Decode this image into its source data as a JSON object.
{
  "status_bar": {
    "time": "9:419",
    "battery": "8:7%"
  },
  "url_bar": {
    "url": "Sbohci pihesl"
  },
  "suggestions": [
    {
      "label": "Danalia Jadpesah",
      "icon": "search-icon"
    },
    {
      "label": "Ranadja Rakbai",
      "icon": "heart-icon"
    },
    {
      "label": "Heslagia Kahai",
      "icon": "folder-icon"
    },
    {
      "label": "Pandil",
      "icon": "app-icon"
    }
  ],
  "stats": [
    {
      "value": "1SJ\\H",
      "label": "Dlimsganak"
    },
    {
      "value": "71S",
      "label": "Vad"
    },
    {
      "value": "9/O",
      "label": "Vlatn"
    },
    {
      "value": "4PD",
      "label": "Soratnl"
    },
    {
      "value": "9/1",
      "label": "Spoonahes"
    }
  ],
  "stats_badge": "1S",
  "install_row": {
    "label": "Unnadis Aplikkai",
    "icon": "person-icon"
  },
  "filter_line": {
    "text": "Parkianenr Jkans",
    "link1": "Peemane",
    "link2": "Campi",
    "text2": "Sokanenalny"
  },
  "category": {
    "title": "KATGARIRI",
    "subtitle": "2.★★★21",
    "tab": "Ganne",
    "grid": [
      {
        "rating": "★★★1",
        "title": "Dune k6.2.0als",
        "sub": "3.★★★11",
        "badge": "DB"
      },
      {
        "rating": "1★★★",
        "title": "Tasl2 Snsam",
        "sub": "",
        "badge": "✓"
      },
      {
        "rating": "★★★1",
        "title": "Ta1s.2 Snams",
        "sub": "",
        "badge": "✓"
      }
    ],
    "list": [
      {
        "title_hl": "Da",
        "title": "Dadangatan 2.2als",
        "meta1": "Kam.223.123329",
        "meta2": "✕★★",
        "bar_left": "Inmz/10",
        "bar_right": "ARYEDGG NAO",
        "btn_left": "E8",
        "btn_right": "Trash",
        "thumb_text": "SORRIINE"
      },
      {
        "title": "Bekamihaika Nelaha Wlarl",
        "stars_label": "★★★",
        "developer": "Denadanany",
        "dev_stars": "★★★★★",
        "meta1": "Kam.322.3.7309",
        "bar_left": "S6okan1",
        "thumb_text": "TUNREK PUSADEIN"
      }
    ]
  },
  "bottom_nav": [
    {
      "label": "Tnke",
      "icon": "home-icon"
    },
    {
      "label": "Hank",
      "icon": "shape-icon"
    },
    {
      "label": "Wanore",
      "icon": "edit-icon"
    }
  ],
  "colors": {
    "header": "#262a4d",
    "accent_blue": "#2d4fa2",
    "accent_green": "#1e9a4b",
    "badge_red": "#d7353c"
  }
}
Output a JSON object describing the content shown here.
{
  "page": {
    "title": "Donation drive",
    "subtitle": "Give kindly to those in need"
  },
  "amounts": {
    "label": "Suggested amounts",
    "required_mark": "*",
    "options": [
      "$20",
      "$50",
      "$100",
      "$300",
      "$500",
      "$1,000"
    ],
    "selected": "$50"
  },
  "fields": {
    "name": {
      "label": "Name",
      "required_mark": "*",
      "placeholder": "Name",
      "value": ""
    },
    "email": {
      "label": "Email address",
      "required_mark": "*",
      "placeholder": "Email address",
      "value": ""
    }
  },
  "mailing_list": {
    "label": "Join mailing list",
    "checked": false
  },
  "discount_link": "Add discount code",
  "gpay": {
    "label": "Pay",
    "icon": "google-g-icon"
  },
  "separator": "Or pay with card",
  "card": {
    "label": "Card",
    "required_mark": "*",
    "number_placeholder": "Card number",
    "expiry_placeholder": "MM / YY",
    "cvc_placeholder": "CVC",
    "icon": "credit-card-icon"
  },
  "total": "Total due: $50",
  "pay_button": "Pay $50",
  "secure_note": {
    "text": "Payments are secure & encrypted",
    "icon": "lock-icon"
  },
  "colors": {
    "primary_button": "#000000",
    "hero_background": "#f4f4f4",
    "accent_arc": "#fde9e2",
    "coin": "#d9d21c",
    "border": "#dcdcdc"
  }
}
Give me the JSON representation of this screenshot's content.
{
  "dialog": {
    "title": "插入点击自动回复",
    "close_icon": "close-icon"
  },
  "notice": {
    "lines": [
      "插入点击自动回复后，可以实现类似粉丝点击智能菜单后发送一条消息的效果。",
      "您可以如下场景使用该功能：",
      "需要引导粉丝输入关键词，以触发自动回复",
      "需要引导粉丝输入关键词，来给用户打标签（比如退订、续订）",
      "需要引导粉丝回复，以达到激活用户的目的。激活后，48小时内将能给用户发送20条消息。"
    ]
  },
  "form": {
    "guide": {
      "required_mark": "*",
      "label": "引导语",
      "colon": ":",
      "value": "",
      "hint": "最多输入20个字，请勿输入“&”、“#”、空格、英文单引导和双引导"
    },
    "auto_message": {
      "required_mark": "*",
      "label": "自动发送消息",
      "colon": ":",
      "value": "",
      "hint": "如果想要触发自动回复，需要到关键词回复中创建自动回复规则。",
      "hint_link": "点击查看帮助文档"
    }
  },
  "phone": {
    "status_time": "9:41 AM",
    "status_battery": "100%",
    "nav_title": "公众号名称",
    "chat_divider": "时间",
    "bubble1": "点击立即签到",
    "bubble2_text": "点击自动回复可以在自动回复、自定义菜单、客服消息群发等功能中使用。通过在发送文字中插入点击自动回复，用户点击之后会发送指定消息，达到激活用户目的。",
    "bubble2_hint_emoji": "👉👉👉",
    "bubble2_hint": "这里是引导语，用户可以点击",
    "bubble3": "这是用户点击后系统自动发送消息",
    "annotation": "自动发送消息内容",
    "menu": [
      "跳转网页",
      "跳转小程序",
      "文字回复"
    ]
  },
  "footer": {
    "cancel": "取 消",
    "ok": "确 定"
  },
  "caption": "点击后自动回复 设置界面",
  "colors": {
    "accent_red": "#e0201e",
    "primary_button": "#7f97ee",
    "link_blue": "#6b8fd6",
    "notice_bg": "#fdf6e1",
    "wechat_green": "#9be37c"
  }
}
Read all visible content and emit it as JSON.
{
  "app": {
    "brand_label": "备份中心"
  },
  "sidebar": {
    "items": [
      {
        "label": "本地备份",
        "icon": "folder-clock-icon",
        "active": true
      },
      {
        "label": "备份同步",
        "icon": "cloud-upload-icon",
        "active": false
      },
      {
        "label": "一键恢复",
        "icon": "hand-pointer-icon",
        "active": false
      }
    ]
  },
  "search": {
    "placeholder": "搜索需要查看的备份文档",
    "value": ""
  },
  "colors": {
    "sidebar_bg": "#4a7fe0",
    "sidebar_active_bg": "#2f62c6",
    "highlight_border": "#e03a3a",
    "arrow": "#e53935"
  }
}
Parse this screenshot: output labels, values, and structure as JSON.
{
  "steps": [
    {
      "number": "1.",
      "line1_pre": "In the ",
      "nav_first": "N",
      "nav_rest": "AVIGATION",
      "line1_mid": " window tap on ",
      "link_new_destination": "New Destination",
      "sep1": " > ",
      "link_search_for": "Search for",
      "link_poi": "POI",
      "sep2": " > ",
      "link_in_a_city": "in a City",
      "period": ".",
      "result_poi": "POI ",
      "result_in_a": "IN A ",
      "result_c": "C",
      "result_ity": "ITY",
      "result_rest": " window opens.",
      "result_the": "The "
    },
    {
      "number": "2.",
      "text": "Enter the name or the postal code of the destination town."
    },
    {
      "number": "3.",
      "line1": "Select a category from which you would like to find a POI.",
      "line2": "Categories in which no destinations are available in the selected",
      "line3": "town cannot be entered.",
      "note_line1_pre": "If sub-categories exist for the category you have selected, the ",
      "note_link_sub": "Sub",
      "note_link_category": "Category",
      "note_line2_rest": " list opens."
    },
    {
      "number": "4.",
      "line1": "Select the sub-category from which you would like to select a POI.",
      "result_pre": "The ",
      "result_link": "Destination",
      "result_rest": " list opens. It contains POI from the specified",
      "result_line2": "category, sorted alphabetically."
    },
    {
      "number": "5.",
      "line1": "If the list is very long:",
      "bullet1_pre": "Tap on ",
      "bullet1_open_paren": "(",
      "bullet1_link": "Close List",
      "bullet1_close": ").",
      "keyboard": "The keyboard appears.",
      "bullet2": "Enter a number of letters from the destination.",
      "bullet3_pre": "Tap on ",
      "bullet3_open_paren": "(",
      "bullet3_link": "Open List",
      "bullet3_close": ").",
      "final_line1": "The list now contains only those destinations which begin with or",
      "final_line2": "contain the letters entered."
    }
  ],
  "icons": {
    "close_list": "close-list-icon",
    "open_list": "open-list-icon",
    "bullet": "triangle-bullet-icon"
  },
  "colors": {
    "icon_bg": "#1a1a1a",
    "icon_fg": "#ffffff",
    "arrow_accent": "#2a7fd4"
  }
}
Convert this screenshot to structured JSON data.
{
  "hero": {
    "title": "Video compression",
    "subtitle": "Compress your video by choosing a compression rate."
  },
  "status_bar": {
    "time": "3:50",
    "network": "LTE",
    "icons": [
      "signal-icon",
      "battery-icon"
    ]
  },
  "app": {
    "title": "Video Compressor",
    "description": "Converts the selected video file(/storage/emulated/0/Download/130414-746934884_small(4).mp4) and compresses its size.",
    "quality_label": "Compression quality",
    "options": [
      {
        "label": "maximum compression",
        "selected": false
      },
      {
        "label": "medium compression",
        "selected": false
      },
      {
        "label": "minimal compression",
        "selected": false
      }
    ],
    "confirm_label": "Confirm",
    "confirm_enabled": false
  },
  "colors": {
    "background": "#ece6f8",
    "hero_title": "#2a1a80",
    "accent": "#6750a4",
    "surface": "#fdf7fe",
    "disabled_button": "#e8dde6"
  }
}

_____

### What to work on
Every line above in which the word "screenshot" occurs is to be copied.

### Answer to this problem
Give me the JSON representation of this screenshot's content.
Parse this screenshot: output labels, values, and structure as JSON.
Convert this screenshot to structured JSON data.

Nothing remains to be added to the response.